**TASK DIRECTIONS**
Which of the lines below hold "PUXAR"? Please return each one.

**RECORDS TO PROCESS**
⟨
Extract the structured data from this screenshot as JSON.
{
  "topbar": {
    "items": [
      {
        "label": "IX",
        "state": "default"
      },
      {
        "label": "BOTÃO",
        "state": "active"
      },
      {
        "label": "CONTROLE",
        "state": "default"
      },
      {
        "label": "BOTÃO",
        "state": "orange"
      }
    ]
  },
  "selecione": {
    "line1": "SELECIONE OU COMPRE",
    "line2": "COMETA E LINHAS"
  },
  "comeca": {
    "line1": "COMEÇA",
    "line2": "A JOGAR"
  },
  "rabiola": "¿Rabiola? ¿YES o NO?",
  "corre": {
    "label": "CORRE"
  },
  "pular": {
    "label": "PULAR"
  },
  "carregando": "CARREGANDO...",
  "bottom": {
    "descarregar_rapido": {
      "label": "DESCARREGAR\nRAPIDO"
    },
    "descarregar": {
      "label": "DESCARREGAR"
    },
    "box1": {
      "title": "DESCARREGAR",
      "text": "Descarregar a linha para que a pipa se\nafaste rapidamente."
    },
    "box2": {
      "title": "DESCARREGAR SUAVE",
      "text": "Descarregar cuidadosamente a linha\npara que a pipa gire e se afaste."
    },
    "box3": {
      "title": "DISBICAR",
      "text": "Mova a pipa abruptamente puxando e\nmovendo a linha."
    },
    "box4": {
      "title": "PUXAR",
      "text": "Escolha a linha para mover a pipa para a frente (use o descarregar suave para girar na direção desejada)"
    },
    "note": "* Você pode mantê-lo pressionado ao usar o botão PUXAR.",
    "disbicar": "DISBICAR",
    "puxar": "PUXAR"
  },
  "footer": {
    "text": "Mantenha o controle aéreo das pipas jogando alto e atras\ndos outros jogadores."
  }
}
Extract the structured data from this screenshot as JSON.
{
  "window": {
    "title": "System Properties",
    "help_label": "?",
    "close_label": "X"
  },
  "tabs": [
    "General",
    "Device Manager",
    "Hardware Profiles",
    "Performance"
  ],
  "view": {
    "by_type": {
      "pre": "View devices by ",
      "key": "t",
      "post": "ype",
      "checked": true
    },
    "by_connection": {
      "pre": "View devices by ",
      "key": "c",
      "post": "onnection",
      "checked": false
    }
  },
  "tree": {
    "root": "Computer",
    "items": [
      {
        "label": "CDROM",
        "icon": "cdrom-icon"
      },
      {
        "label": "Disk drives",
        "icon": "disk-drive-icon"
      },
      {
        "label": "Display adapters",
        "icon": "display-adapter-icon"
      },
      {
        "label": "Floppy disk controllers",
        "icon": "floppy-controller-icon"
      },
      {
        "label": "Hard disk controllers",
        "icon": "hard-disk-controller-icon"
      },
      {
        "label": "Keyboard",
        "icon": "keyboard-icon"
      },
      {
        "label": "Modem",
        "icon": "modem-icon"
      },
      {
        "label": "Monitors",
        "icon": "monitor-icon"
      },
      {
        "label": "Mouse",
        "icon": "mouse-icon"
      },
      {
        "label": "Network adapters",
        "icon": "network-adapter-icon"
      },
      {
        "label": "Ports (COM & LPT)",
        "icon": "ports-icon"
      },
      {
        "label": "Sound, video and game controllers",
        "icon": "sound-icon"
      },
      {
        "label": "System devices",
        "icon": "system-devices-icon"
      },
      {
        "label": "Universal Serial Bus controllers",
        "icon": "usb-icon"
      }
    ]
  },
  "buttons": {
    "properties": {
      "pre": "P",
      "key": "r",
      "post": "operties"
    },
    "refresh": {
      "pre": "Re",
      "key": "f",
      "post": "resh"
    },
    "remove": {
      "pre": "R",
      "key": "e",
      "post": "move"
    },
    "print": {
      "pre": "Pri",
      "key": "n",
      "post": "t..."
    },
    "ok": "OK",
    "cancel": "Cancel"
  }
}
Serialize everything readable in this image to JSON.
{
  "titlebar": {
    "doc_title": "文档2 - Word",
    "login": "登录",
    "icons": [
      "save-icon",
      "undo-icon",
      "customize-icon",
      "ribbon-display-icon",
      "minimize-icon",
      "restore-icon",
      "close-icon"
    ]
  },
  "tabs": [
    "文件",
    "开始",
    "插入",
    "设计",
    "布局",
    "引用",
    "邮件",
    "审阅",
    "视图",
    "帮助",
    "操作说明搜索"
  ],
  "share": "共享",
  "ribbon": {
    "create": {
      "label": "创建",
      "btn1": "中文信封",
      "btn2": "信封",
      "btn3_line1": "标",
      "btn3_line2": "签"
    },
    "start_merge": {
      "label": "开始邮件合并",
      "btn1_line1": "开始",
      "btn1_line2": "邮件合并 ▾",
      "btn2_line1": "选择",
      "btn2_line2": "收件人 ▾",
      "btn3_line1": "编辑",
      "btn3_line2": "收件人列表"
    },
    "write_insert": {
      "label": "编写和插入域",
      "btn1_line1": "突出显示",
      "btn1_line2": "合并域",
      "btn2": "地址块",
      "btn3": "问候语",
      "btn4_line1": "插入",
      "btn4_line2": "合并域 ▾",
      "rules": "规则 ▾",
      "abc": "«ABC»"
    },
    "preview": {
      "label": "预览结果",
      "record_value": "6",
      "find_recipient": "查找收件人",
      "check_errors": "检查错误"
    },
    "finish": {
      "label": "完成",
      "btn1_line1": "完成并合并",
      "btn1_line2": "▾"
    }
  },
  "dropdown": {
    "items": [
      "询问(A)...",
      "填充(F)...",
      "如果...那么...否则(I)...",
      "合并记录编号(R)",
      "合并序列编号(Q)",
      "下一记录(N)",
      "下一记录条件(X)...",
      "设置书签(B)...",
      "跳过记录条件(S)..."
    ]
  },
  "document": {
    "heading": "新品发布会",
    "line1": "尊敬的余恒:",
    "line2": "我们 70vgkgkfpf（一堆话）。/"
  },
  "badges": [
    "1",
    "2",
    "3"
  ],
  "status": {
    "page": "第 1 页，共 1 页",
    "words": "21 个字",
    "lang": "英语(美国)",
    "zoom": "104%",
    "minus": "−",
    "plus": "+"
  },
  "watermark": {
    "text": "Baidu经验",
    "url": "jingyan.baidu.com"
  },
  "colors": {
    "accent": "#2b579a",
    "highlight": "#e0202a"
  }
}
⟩
**OUTPUT OF THE TASK**
      "title": "PUXAR",
    "note": "* Você pode mantê-lo pressionado ao usar o botão PUXAR.",
    "puxar": "PUXAR"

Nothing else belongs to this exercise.